• The wording “Association or member-governed true employer group under 29 U.S.C. Section 1002(5) of ERISA– Name of the Association” in the Product Name field on the General Information Tab.
• A certification under the Supporting Documentation Tab of the form filing from an officer of the company certifying that the group health insurance coverage in connection with this large group health plan meets the requirements of Health Insurance Portability and Accountability Act (HIPPA) (29 CFR Chapter XXV, Section 2590.702) which prohibits discrimination against participants and beneficiaries based on a health status-related factor. The certification must include statements that the rules for the eligibility (including continued eligibility) of any individual to enroll under the terms of the Washington State SERFF Health and Disability Form Filing General Instructions large group health plan are not based on any of the following health status-related factors (prescribed in HIPPA) in relation to the individual or a dependent of the individual:
1. Health status.
2. Medical condition (including both physical and mental illnesses).
3. Claims experience.
4. Receipt of health care.
5. Medical history.
6. Genetic information.
7. Evidence of insurability (including conditions arising out of acts of domestic violence).
• One pdf document titled “Evidence as an Employer” and file it under the Supporting Documentation Tab. The document must include, at a minimum, the following information:
i. A copy of the association bylaws on the Supporting documentation tab;
ii. A copy of the trust agreement or other organizational document which shows the purpose of the association and who governs the association;
iii. A statement of the association’s history;
iv. A copy of the occupational categories/ industry classifications comprising the employers in the association;
v. An advisory opinion from the Federal Department of Labor demonstrating the group is qualified to purchase association coverage.
vi. In absence of a Federal Department of Labor opinion, an opinion from an attorney explaining how and why the association qualifies as a true employer under 29 U.S.C. § 1002(5) of the Employee Retirement Income Security Act (ERISA) of 1974. [Emphasis added]
Although insurers remain primarily responsible for compliance with insurance regulations governing the design and price of a health plan, insurance producers may be found liable for violation of state statutes and regulations relating to the sale of non-compliant health plans. At a minimum, where a regulatory standard directly affects the marketing of a health plan, the producer should minimally satisfy herself that the standard has been met.
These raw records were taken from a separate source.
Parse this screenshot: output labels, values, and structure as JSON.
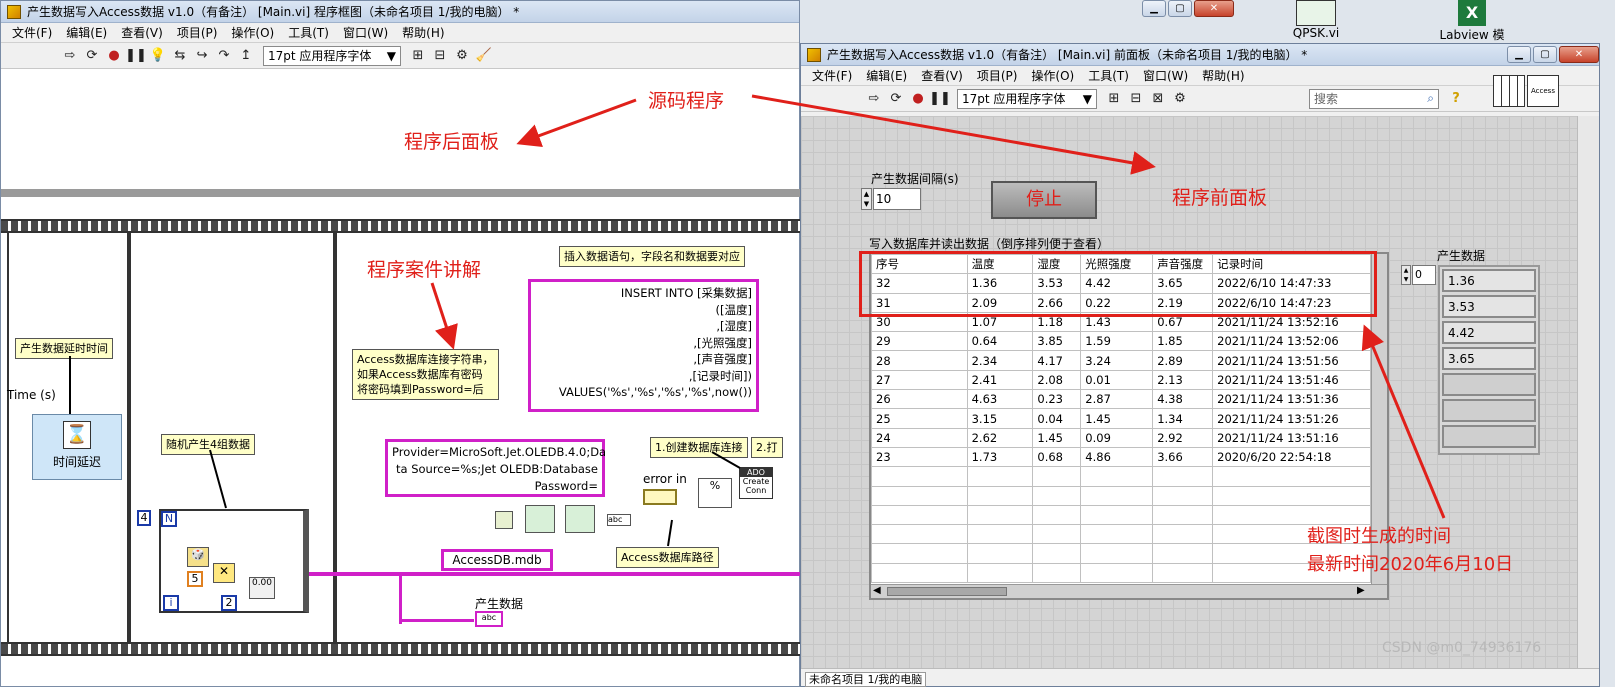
{
  "block_diagram": {
    "title": "产生数据写入Access数据 v1.0（有备注） [Main.vi] 程序框图（未命名项目 1/我的电脑） *",
    "menu": [
      "文件(F)",
      "编辑(E)",
      "查看(V)",
      "项目(P)",
      "操作(O)",
      "工具(T)",
      "窗口(W)",
      "帮助(H)"
    ],
    "font": "17pt 应用程序字体",
    "labels": {
      "time_s": "Time (s)",
      "delay": "时间延迟",
      "n": "N",
      "four": "4",
      "five": "5",
      "two": "2",
      "i": "i",
      "error_in": "error in",
      "ado": "ADO",
      "create_conn": "Create Conn",
      "mdb": "AccessDB.mdb",
      "gen_data": "产生数据"
    },
    "notes": {
      "delay_note": "产生数据延时时间",
      "random_note": "随机产生4组数据",
      "conn_note1": "Access数据库连接字符串，",
      "conn_note2": "如果Access数据库有密码",
      "conn_note3": "将密码填到Password=后",
      "insert_note": "插入数据语句，字段名和数据要对应",
      "create_note": "1.创建数据库连接",
      "open_note": "2.打",
      "path_note": "Access数据库路径"
    },
    "sql": [
      "INSERT INTO [采集数据]",
      "([温度]",
      ",[湿度]",
      ",[光照强度]",
      ",[声音强度]",
      ",[记录时间])",
      "VALUES('%s','%s','%s','%s',now())"
    ],
    "conn_string": [
      "Provider=MicroSoft.Jet.OLEDB.4.0;Da",
      "ta Source=%s;Jet OLEDB:Database",
      "Password="
    ]
  },
  "annotations": {
    "source": "源码程序",
    "back_panel": "程序后面板",
    "case_explain": "程序案件讲解",
    "front_panel": "程序前面板",
    "time_note1": "截图时生成的时间",
    "time_note2": "最新时间2020年6月10日"
  },
  "desktop": {
    "icon1": "QPSK.vi",
    "icon2": "Labview 模"
  },
  "front_panel": {
    "title": "产生数据写入Access数据 v1.0（有备注） [Main.vi] 前面板（未命名项目 1/我的电脑） *",
    "menu": [
      "文件(F)",
      "编辑(E)",
      "查看(V)",
      "项目(P)",
      "操作(O)",
      "工具(T)",
      "窗口(W)",
      "帮助(H)"
    ],
    "font": "17pt 应用程序字体",
    "search_placeholder": "搜索",
    "access_icon": "Access",
    "interval_label": "产生数据间隔(s)",
    "interval_value": "10",
    "stop_label": "停止",
    "table_label": "写入数据库并读出数据（倒序排列便于查看）",
    "table_headers": [
      "序号",
      "温度",
      "湿度",
      "光照强度",
      "声音强度",
      "记录时间"
    ],
    "table_rows": [
      [
        "32",
        "1.36",
        "3.53",
        "4.42",
        "3.65",
        "2022/6/10 14:47:33"
      ],
      [
        "31",
        "2.09",
        "2.66",
        "0.22",
        "2.19",
        "2022/6/10 14:47:23"
      ],
      [
        "30",
        "1.07",
        "1.18",
        "1.43",
        "0.67",
        "2021/11/24 13:52:16"
      ],
      [
        "29",
        "0.64",
        "3.85",
        "1.59",
        "1.85",
        "2021/11/24 13:52:06"
      ],
      [
        "28",
        "2.34",
        "4.17",
        "3.24",
        "2.89",
        "2021/11/24 13:51:56"
      ],
      [
        "27",
        "2.41",
        "2.08",
        "0.01",
        "2.13",
        "2021/11/24 13:51:46"
      ],
      [
        "26",
        "4.63",
        "0.23",
        "2.87",
        "4.38",
        "2021/11/24 13:51:36"
      ],
      [
        "25",
        "3.15",
        "0.04",
        "1.45",
        "1.34",
        "2021/11/24 13:51:26"
      ],
      [
        "24",
        "2.62",
        "1.45",
        "0.09",
        "2.92",
        "2021/11/24 13:51:16"
      ],
      [
        "23",
        "1.73",
        "0.68",
        "4.86",
        "3.66",
        "2020/6/20 22:54:18"
      ]
    ],
    "array_label": "产生数据",
    "array_index": "0",
    "array_values": [
      "1.36",
      "3.53",
      "4.42",
      "3.65"
    ],
    "status": "未命名项目 1/我的电脑"
  },
  "watermark": "CSDN @m0_74936176"
}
For example, insurers must file either an attorney’s opinion as to the status of an association as bona fide under ERISA or a Department of Labor opinion to the same effect. Absent such an opinion, a producer should conclude either that the association health plan does not satisfy large group market requirements or that the insurer has failed to satisfy state plan filing requirements. In either case, given the minimal effort involved, a producer should verify the plan’s status as due diligence. Failure to make such determinations prior to sale, places the producer at risk of regulatory penalty or worse.
The new rules should prompt insurance producers to develop a system for verification of health plan compliance in the association market. The system does not need to be either elaborate or expensive; but, producers should minimally request from the insurer proof of the status of an association as “bona fide” and if applicable, compliance with state grandfather plan rules. Documentation should be easy to acquire since the documents must be provided to the Commissioner when the plan is filed for regulatory review.
Producers who incorrectly advise clients that a plan satisfies the employer’s obligations under federal health care reform create liabilities for both the producer and the employer where the producer fails to perform these basic inquiries.
Bottom line, don’t assume that representations made in the current chaotic association plan market are true. Trust but verify.